Thursday and Friday, Sunday and Monday at the Dakota: The Bad Plus. Each year for several years, bassist Reid Anderson, pianist Ethan Iverson and drummer Dave King have known where they’ll spend the holidays. The leaderless jazz trio will start with a Christmas residency at the Dakota, then head to New York City for a New Year’s residency at the Village Vanguard. Their latest album, “It’s Hard,” is a collection of other people’s songs – other people including Prince, Johnny Cash, Barry Manilow, Cyndi Lauper, Peter Gabriel and Ornette Coleman – turned inside-out and upside-down, retooled, refueled and pushed back into the world. It would be kind of them to play the Prince cover, “The Beautiful Ones,” since this is Minnesota, but it’s not a given. Sets at 7 and 9 p.m. all four nights. FMI and tickets ($40/45).
Thursday (Dec. 22) through Jan. 1 at the Lab Theater: “Visions of Sugarplums: A Burlesque Nutcracker.” Most holiday entertainments are serious, even reverent affairs. Not that there’s anything wrong with that, but sometimes you want to throw up your hands, shout “Enough!” and see something completely different. Like, for example, fabulous costumes, saucy aerial arts, campy humor and bawdy takes on holiday songs. Developed by director Lily Verlaine, with Nadine Dubois as host, dancer and actress, “A Burlesque Nutcracker” was born in Seattle and spent two years at the Ritz before moving to the Lab for its third Twin Cities season. FMI and tickets ($35-$50 VIP). For grown-ups.
Opens Friday (Dec. 23) at the Film Society’s St. Anthony Main Theatre: “The Eagle Huntress.” Thirteen-year-old Aisholopan wants to be an eagle hunter. Except she’s a girl, and this is a traditionally male role in her nomadic, patriarchal Kazakh family and community. Otto Bell’s documentary is a nature film, travel film, feel-good story and feminist epic. FMI including times, trailer and tickets.
Love the new “Sherlock” with Benedict Cumberbatch? Season 4 premieres on Sunday, Jan. 1, and on Sunday, Jan. 8, TPT will host a pair of viewing parties, both with a cash bar, photo booth, trivia, prizes, popcorn and more. Choose “Adventure One,” with episodes 1 and 2 of Season 4 (6 p.m., doors at 5), or “Adventure Two,” the premiere of episode 2 as it airs on TPT and nationally (8 p.m. doors at 7). Free and open to the public, but RSVPs are required.
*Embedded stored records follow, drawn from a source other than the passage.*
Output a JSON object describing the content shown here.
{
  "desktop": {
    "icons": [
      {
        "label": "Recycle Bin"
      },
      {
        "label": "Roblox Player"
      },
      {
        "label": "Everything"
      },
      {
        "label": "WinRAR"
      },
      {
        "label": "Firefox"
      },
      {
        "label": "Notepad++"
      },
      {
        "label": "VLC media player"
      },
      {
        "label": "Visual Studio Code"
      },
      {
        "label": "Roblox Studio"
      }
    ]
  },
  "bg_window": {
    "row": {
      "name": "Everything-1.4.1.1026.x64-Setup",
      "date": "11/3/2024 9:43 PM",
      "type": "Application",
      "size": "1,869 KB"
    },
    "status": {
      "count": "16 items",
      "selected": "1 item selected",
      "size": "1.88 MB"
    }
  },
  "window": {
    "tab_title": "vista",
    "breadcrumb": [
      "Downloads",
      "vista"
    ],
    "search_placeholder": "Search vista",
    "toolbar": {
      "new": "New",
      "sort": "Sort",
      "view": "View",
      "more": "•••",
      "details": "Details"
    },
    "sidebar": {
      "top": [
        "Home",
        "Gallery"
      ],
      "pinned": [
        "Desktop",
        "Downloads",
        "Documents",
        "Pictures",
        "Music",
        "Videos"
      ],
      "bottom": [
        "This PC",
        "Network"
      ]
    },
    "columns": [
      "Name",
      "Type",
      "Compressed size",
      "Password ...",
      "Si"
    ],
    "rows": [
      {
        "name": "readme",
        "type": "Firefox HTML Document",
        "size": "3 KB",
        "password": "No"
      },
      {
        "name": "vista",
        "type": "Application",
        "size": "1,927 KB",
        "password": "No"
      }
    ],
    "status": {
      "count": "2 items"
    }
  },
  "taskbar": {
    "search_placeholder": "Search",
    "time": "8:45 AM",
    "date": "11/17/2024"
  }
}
The Eric Whitacre Singers will make their Minnesota debut at the Cathedral of St. Paul on Friday, March 9. The popular and charismatic Whitacre will be here to lead his Grammy-winning ensemble, and it’s such a big deal that MPR held a presale for its members earlier this month. The professional choir reaches and pleases all kinds of audience; their repertoire ranges from Monteverdi to Depeche Mode. Choral music and Eric Whitacre fans, jump on this. 7:30 p.m. FMI and tickets ($35-55).